Missouri law currently bars same-sex marriages, and that prohibition will remain in place regardless of the outcome of the August vote.
'A hands-off doctrine'
If Amendment 2 is ratified, it would preclude the Missouri Supreme Court from ever determining that same-sex couples are entitled to equal marriage rights under the state constitution. Missouri's policy then would have to become an issue for the federal courts in order to be struck down.
Dr. Brian Smentkowski, who teaches constitutional law at Southeast Missouri State University, says the federal high court has been leery of weighing in on the issue of homosexual rights.
"What you find is the court taking a hands-off doctrine," Smentkowski said.
However, the court hasn't been entirely silent on the subject. Last year in Lawrence v. Texas, it ruled 6-3 to invalidate laws that made consensual homosexual intercourse illegal. The majority said the Texas law, and others like it, was an unconstitutional intrusion into the private affairs of individuals.
"It is sort of a linchpin statement," Smentkowski said. "For the first time, the court is saying that the same rights available to category A are available to category B."
The ruling is seen as all the more significant because it overturned the court's own 1985 opinion in Bowers v. Hardwick. In that 5-4 decision, the court upheld Georgia's sodomy law, saying the right to privacy didn't extend to homosexual conduct.

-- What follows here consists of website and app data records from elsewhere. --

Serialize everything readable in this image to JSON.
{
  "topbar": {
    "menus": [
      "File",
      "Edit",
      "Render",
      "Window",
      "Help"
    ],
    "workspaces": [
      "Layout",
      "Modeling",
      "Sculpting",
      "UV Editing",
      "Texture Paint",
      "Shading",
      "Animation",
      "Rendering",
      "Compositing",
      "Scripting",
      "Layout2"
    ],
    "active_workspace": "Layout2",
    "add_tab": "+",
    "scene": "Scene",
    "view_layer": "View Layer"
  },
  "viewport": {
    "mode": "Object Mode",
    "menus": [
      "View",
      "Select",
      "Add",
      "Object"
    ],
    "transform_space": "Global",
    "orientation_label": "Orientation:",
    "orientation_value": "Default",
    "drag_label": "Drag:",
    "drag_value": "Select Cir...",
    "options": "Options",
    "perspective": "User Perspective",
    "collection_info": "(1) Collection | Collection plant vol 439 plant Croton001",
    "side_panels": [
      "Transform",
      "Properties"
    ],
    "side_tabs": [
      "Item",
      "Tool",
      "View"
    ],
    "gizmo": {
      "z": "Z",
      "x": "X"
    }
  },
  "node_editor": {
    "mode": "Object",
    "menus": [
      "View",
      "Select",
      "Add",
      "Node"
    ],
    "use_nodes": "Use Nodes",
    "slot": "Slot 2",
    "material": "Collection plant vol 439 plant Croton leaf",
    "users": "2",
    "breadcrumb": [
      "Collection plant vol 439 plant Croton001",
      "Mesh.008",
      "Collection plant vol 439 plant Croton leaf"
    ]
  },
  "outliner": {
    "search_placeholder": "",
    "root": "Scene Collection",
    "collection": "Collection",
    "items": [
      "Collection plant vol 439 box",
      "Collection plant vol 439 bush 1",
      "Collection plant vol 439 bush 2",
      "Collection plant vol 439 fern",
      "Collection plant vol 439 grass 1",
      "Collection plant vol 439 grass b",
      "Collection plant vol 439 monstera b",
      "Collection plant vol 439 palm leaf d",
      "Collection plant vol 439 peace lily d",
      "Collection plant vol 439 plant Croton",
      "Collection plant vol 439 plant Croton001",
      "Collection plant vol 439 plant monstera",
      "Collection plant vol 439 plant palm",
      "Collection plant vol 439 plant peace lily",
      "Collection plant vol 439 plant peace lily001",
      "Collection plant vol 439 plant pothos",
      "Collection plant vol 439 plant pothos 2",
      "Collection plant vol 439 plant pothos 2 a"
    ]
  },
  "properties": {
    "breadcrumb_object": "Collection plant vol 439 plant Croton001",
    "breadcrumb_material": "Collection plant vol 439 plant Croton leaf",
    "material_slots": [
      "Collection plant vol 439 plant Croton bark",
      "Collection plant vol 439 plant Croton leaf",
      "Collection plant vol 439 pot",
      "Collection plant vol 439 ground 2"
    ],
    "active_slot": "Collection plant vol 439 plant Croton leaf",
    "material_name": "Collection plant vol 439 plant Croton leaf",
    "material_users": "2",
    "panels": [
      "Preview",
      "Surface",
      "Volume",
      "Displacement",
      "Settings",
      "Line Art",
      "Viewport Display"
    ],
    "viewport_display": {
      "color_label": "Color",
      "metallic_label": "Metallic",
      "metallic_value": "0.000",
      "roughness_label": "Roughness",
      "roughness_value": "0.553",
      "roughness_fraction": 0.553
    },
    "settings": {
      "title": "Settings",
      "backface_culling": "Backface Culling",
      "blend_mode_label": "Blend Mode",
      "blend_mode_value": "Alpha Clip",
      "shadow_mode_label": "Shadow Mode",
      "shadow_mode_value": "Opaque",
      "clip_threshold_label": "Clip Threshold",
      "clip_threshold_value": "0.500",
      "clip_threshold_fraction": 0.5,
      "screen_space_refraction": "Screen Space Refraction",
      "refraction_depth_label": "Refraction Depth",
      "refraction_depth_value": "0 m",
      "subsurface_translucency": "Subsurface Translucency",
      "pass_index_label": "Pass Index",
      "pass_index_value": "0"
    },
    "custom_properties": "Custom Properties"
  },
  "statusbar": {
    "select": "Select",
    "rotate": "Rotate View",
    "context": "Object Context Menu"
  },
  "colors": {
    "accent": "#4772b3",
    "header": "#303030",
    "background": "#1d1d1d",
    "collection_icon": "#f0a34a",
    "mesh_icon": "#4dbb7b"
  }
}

If opponents of same-sex marriage have their way, the high court may never get a chance to address the issue. A proposed amendment to the U.S. Constitution pending in the Senate seeks to define marriage as being between a man and a woman at the national level. However, its chances of clearing Congress are in doubt. Should Congress pass the measure, it would have to be ratified by the legislatures in 38 states to become part of the Constitution.